This is how government-created cryptocurrencies work “war against disinformation” The great moral crusade was born. Langley CIA officers joined forces with young Brooklyn journalists, progressive nonprofits in D.C. and George Soros-funded think tank in Prague. They also collaborated with racial equity consultants in Prague, private equity consultants, staffers at Silicon Valley tech companies, Ivy League researchers, as well as other groups. Never Trump Republicans joined the Democratic National Committee that declared online disinformation illegal. “a whole-of-society problem that requires a whole-of-society response.”

Even trenchant critics of the phenomenon—including Taibbi and the Columbia Journalism Review’s Jeff Gerth, who recently published a dissection of the press’s role in promoting false Trump-Russia collusion claims—have focused on the media’s failures, a framing largely shared by conservative publications, which treat disinformation as an issue of partisan censorship bias. But while there’s no question that the media has utterly disgraced itself, it’s also a convenient fall guy—by far the weakest player in the counter-disinformation complex. The American press, once a guardian of democracy and a force for good, was weakened to the point it could be used by U.S. security services and party operatives as if it were a puppet.

While it would be nice for the audience to consider what has happened a tragic event, they are meant to learn something from it. America has not only learned nothing but has also been made to chase shadows while it tries to learn everything. This is not because Americans are stupid; it’s because what has taken place is not a tragedy but something closer to a crime. Disinformation can be described as both the crime itself and the cover-up. It’s a disguise that doubles up as a weapon.

This is a small sample of the introduction. The discussion below is broken down into 13 sections about how this effort evolved in the background, and shaped many the stories that were placed at the forefront. For instance, Hillary Clinton’s shifting views of the internet:

As Obama’s secretary of state, Hillary Clinton led the government’s “Internet freedom” Agenda, which was aimed at “promote online communications as a tool for opening up closed societies.” In 2010, Clinton warned about the rise of digital censorship within authoritarian regimes in a speech. “A new information curtain is descending across much of the world,” She said. “And beyond this partition, viral videos and blog posts are becoming the samizdat of our day.”

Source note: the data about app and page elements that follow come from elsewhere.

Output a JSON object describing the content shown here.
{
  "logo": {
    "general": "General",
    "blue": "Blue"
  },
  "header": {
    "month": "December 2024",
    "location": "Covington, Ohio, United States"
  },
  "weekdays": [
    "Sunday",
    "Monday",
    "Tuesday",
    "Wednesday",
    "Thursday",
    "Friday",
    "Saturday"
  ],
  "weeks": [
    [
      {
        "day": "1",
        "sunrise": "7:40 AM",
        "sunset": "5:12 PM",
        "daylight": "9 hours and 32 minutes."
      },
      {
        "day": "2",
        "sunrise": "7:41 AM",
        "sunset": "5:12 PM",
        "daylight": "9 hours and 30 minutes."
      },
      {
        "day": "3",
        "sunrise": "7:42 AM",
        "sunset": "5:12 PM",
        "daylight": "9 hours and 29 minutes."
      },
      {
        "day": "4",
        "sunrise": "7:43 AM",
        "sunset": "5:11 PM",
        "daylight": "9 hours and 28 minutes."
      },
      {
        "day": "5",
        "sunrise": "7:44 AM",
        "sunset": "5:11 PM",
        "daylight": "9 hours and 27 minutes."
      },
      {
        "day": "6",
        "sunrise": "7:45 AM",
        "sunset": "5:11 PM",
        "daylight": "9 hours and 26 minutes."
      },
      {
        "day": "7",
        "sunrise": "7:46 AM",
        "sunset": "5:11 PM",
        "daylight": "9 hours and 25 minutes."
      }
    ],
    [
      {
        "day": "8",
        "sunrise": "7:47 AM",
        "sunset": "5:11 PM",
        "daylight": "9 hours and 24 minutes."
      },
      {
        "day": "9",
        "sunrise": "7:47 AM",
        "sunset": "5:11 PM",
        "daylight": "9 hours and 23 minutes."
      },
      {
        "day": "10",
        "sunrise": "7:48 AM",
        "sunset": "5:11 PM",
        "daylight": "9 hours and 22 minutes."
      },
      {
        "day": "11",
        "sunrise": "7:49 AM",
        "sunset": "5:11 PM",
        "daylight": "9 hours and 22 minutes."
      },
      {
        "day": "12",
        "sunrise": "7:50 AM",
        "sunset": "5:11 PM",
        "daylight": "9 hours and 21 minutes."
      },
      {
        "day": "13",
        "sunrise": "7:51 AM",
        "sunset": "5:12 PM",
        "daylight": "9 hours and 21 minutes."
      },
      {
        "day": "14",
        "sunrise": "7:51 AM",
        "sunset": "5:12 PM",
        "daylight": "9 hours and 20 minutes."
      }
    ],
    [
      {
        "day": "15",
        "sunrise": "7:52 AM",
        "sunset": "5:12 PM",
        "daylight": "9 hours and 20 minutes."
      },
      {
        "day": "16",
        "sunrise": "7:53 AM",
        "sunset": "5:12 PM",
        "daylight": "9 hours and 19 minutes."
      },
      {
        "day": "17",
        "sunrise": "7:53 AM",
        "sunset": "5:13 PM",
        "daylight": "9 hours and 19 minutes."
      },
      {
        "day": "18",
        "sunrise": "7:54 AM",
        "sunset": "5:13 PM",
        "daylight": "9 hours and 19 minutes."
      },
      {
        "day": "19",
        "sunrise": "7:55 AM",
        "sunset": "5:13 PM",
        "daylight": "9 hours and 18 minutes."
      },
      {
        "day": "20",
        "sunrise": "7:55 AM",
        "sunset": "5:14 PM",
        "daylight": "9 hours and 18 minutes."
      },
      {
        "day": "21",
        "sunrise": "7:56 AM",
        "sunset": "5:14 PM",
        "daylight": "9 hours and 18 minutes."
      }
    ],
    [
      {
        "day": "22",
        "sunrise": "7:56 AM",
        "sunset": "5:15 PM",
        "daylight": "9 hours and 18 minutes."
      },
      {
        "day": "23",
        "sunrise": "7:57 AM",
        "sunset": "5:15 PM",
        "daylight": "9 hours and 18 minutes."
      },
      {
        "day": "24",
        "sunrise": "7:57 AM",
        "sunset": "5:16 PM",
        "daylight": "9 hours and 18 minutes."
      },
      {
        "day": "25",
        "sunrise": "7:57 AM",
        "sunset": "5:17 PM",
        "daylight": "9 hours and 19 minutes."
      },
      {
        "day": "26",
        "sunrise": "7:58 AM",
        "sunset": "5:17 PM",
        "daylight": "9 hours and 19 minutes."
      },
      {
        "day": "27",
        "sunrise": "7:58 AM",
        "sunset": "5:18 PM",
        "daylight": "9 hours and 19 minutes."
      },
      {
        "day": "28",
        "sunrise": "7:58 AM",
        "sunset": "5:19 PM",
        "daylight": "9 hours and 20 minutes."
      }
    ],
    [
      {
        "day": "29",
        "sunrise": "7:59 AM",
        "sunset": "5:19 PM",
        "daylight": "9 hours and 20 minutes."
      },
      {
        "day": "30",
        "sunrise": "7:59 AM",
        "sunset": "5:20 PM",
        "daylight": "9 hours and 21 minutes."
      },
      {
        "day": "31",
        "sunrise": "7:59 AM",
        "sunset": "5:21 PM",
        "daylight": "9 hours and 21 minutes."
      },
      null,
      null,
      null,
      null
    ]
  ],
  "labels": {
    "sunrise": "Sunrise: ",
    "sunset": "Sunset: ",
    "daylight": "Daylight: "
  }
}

It is an irony of nature that those who led the freedom agenda for countries a decade ago have pushed the United States into implementing one of the most powerful and effective censorship machines in the world under the pretense of fighting disinformation.

Or perhaps Irony It is difficult to define the difference between Clinton’s freedom-loving era and today’s procensorship activist. But it shows what appears to be an inversion by people who were previously public standards-bearers for radical ideas only a decade earlier. These people—politicians, first and foremost—saw (and presented) internet freedom as a positive force for humanity when it empowered them and served their interests, but as something demonic when it broke down those hierarchies of power and benefited their opponents. That’s how to bridge the gap between the Hillary Clinton of 2013 and the Clinton of 2023: Both see the internet as an immensely powerful tool for driving political processes and effecting regime change.

Which is why, in the Clinton and Obama worlds, the rise of Donald Trump looked like a profound betrayal—because, as they saw it, Silicon Valley could have stopped it but didn’t.

There’s so much more to this. There’s a section on the Russia collusion scandal, on the hunt for disinformation about COVID and how that involved everything form masks to the lab leak theory. This section also provides an explanation for the Hunter laptop story. The social media that they had blamed for the loss of 2016 was now under the control of the government and left. They used it until 2020.